Wednesday, March 26, 2008

Roses of Blood on Barbwire Vines – review

Author: D L Snell

First Published: 2007

Contains spoilers

The Blurb: “Zombies have devoured mankind. And the few survivors would be better off dead because a clan of vampires, bloodthirsty and vicious, have captured the remnants of humanity for livestock.

“In an apartment building barricaded with wrecked cars, concrete rubble, and snarls of barbwire, the vampires breed lobotomized amputees. Ann, the secret blood slave of the maternity doctor, has escaped this fate, yet her sister Ellie has not. Though she longs to escape, Ann cannot abandon her sibling and unborn niece. But she may have to if she wants to survive.

“The living dead have found a weak spot in the barricade and are quickly invading the building. Shade, the vampire monarch, defends her kingdom, while Frost, Shade’s general, plans to migrate to an island where they can breed and hunt humans. In their path stands a legion of corpses, just now evolving into something far more lethal, something with tentacles – and that’s just the beginning.”

The Review: Regular readers will be aware that I have longed for a decent amalgamation of the vampire and zombie genres, mainly around the zombie apocalypse theme. To date those efforts I have come across just haven’t cut the mustard. There is something compelling about the idea of vampires versus zombies, they seem mutually exclusive as creatures.

I stumbled across this title, well actually it was kind of thrust in my face by an Amazon recommendation. I hoped that finally someone had done the concept justice and yet the blurb worried me. When it started mentioning tentacles I feared we had strayed from the pure zombie genre into video game land. Whilst we might have strayed from the purist shambling dead, this proved to be no bad thing.

The zombies are known as puppets and are controlled by a growth in the brain called the puppeteer. The puppeteer was a bio-engineered experiment, from Nazi Germany, designed to reanimated dead soldiers. American scientists continued the experiments, using stem cells to enhance the parasite. An accidentally bred mutant strain became airborne in spore form, infecting humanity.

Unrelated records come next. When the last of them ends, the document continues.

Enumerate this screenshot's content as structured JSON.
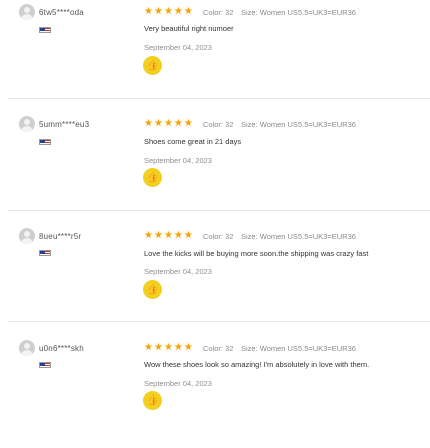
{
  "reviews": [
    {
      "username": "6tw5****oda",
      "rating": 5,
      "color": "Color: 32",
      "size": "Size: Women US5.5=UK3=EUR36",
      "content": "Very beautiful right numoer",
      "date": "September 04, 2023"
    },
    {
      "username": "5umm****eu3",
      "rating": 5,
      "color": "Color: 32",
      "size": "Size: Women US5.5=UK3=EUR36",
      "content": "Shoes come great in 21 days",
      "date": "September 04, 2023"
    },
    {
      "username": "8ueu****r5r",
      "rating": 5,
      "color": "Color: 32",
      "size": "Size: Women US5.5=UK3=EUR36",
      "content": "Love the kicks will be buying more soon.the shipping was crazy fast",
      "date": "September 04, 2023"
    },
    {
      "username": "u0n6****skh",
      "rating": 5,
      "color": "Color: 32",
      "size": "Size: Women US5.5=UK3=EUR36",
      "content": "Wow these shoes look so amazing! I'm absolutely in love with them.",
      "date": "September 04, 2023"
    }
  ],
  "star_glyph": "★",
  "like_icon": "thumbs-up-icon",
  "colors": {
    "star": "#f5a400",
    "like_button": "#f2d01f",
    "avatar": "#cfcfd1"
  }
}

Some were immune to the airborne variety, but no one was immune to a bite from an infected. Even the vampires were endangered by the bite. Whilst they would not be infected, the battle between the parasite and their immune system would cause a vampire to literally melt. This, of course, offers a level of danger for the vampire characters. Because of the design, the puppeteers have evolved and are proving morphic, intelligent and capable of repairing their dead hosts.

Other than the danger offered by a zombie's bite, the vampires are very much how you would expect vampires to be, lore wise. They are incinerated by sunlight and killed by a wooden stake to the heart. Their bites are addictive, causing a sexual reaction in the victim. Snell does capture the hunger they feel in a wonderful way: “Inside her belly, the Beast woke, a hairless mastiff, all muscles and teeth, a collar of spikes and a steel chain, the epitome of her hunger. It grumbled and drooled around molars and tusks. It tensed, snarled, and lunged.”

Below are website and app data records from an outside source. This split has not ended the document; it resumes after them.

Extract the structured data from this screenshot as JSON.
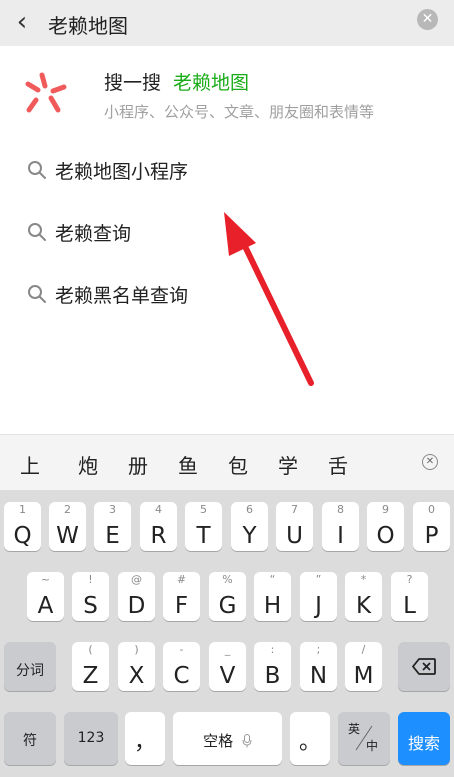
{
  "search": {
    "back_glyph": "‹",
    "query": "老赖地图",
    "clear_glyph": "✕"
  },
  "souyisou": {
    "title": "搜一搜",
    "query": "老赖地图",
    "subtitle": "小程序、公众号、文章、朋友圈和表情等",
    "accent_color": "#1aad19",
    "logo_color": "#f05a5a"
  },
  "suggestions": [
    "老赖地图小程序",
    "老赖查询",
    "老赖黑名单查询"
  ],
  "candidates": {
    "items": [
      "上",
      "炮",
      "册",
      "鱼",
      "包",
      "学",
      "舌"
    ],
    "close_glyph": "✕"
  },
  "annotation": {
    "arrow_color": "#e8202a"
  },
  "keyboard": {
    "row1": [
      {
        "key": "Q",
        "hint": "1"
      },
      {
        "key": "W",
        "hint": "2"
      },
      {
        "key": "E",
        "hint": "3"
      },
      {
        "key": "R",
        "hint": "4"
      },
      {
        "key": "T",
        "hint": "5"
      },
      {
        "key": "Y",
        "hint": "6"
      },
      {
        "key": "U",
        "hint": "7"
      },
      {
        "key": "I",
        "hint": "8"
      },
      {
        "key": "O",
        "hint": "9"
      },
      {
        "key": "P",
        "hint": "0"
      }
    ],
    "row2": [
      {
        "key": "A",
        "hint": "~"
      },
      {
        "key": "S",
        "hint": "!"
      },
      {
        "key": "D",
        "hint": "@"
      },
      {
        "key": "F",
        "hint": "#"
      },
      {
        "key": "G",
        "hint": "%"
      },
      {
        "key": "H",
        "hint": "“"
      },
      {
        "key": "J",
        "hint": "”"
      },
      {
        "key": "K",
        "hint": "*"
      },
      {
        "key": "L",
        "hint": "?"
      }
    ],
    "row3_left": "分词",
    "row3": [
      {
        "key": "Z",
        "hint": "("
      },
      {
        "key": "X",
        "hint": ")"
      },
      {
        "key": "C",
        "hint": "-"
      },
      {
        "key": "V",
        "hint": "_"
      },
      {
        "key": "B",
        "hint": ":"
      },
      {
        "key": "N",
        "hint": ";"
      },
      {
        "key": "M",
        "hint": "/"
      }
    ],
    "row4": {
      "symbol": "符",
      "num": "123",
      "comma": "，",
      "space": "空格",
      "period": "。",
      "lang_top": "英",
      "lang_bottom": "中",
      "search": "搜索"
    },
    "search_color": "#1e8fff"
  }
}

These vampires, are not the romantic vampires of Ricean fiction. These are dangerous predators (with a traitor in their midst). However, whilst the vampires are not gothic in their attitude there is a dark gothic to cyberpunk richness to the prose.

Take the title, for a start, it is wonderfully poetic. That level of lyricism haunts the twisted apocalypse described in the book. Offering more than just danger and survival horror, it offers a level of evocative eroticism with a poetic soul as well. However the book does not get lost in its rich prose, at its heart it is a horror filled action packed rollercoaster and never loses sight of that. Ghosts and madness abound and I, for one, could not put this down. 8.5 out of 10.


D.L. Snell's Market Scoops said...

Thank you for the review--much appreciated!

Taliesin_ttlg said...

no problem - thanks for the novel